#3 Secure Monthly Donations
Political fundraising also excels at securing recurring donations. Monthly gifts have also become a growing source of revenue for nonprofit organizations and research suggests that the lifetime value of one monthly donor is $796. Considering that 77% of first-time donors will not give to an organization the next year, it is critical for nonprofits to grow their number of monthly donors. During an election cycle is the perfect time to engage monthly donors, who are already likely to be making monthly gifts to campaigns. Shortly after the 2016 election, LGBTQ+ organizations saw a 31.2% increase in total monthly donors and other civil rights organizations saw a 21.3% increase in total newly created monthly donors.
Even a small monthly donation from an individual donor can add up to a significant source of fundraising donations. Additionally, monthly donors may feel more connected and loyal to the organization. Monthly donors contributing a small amount could become the major donors of tomorrow.
#4 Break Through the Election Noise
In June 2019 when the race for the Democratic nomination officially kicked off, 2020 candidates sent over 880 emails in six weeks. Considering the barrage of news coverage and amplified social media, it is easy to understand why the average voter can feel bogged down during an election year. When creating a fundraising communication strategy for 2020, factor in the burst of communications your donors may be receiving from political candidates, especially between September and November. Leading up to an election, it is important to ensure your communications are breaking through the campaign noise by utilizing compelling messaging, especially stories of impact that affirm the need for and urgency of your work. Try also to incorporate the use of video in emails and social media posts. According to numerous studies and test performed on Facebook advertising, video engagement compared to images saw 2x the increase in clicks, 20-30% increase in conversations, and a 2-3x higher click-through rate.
Certain organizations also need to position themselves to capitalize on the post-election momentum. Directly after the 2016 election, donations to civil rights, social action, and advocacy nonprofit organizations increased by 80%—larger than #GivingTuesday. While in an election season, nonprofit organizations need to be strategic in the timing of their communications to avoid becoming a part of the election white noise. If your organization could be significantly impacted by the outcome of the election, from potential policy changes to an increase need for your services, create a communication plan that can be employed to harness the energy directly after an election to motivate donors.

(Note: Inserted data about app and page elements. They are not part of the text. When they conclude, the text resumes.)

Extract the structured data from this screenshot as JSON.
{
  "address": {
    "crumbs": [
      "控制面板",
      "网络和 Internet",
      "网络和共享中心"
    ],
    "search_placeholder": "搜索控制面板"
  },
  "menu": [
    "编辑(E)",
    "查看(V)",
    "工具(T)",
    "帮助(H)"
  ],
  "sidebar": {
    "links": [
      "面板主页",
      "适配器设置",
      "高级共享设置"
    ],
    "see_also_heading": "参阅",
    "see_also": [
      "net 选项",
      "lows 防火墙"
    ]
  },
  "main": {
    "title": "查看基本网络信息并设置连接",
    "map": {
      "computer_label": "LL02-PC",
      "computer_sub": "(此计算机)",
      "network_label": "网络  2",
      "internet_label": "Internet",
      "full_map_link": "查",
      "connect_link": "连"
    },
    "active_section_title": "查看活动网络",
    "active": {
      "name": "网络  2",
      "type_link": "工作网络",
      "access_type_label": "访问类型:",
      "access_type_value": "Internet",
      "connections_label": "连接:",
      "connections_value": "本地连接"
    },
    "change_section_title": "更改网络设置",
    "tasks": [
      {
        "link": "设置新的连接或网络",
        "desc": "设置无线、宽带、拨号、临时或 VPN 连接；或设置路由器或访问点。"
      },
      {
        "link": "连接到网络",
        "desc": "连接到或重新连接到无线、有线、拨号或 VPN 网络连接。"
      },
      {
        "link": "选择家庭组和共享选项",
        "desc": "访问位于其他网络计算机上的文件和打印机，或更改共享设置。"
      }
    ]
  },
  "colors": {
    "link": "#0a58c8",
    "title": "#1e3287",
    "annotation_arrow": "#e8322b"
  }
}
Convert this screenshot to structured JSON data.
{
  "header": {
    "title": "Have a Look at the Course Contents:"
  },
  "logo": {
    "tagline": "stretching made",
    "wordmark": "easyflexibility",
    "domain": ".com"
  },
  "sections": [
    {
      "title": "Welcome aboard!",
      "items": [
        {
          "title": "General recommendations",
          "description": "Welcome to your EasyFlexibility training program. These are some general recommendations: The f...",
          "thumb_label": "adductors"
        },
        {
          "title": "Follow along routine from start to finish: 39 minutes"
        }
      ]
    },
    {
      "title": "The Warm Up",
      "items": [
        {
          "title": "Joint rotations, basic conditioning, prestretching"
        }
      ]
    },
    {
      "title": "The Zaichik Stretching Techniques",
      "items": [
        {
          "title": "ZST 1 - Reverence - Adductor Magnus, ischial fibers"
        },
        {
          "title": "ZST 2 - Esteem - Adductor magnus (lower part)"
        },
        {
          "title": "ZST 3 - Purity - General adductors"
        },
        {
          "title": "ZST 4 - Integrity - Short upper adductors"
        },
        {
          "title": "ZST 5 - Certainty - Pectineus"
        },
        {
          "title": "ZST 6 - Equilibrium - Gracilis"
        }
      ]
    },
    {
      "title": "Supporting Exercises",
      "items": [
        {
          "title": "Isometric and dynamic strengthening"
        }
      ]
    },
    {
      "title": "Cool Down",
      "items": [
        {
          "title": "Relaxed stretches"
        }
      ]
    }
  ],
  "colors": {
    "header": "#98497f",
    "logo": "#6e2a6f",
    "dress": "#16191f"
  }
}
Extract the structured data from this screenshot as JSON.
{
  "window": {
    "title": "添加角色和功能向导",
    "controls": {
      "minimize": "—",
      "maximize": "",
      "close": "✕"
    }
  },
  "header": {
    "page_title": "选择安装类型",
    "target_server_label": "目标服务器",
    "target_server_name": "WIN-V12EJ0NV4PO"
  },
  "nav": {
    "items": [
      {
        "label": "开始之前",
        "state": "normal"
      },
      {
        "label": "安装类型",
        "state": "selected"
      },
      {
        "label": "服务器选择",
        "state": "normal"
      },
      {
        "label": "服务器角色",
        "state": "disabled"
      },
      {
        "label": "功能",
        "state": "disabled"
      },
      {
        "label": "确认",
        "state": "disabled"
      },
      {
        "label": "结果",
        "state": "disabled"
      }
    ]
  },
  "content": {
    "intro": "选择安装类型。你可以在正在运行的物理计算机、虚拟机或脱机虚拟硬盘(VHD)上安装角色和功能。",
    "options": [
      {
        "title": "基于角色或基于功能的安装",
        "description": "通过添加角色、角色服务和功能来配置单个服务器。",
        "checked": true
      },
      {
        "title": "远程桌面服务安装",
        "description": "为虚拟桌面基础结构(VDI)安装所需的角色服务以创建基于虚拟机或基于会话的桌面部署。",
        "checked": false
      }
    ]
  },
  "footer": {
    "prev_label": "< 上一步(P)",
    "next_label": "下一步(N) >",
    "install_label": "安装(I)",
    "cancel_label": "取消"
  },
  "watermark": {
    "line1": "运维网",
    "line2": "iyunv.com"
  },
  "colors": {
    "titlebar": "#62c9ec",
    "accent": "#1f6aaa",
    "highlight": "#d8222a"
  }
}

Overall, election year fundraising presents opportunities and considerations fundraisers must plan for when creating their strategy for the year. As political fundraising continues to expand, nonprofit fundraisers stand to learn from political campaigns and will need to confront how politically motivated donations will impact the nonprofit sector. After observing the 2020 results so far, there is no doubt we are amid a heated political contest. Nonprofit fundraisers do not operate in a vacuum (as we have seen from the COVID-19 pandemic and ongoing economic troubles) and when planning for the remainder of the year, CEOs, board members, and senior development leaders need to consider the influences our political climate will have on philanthropy.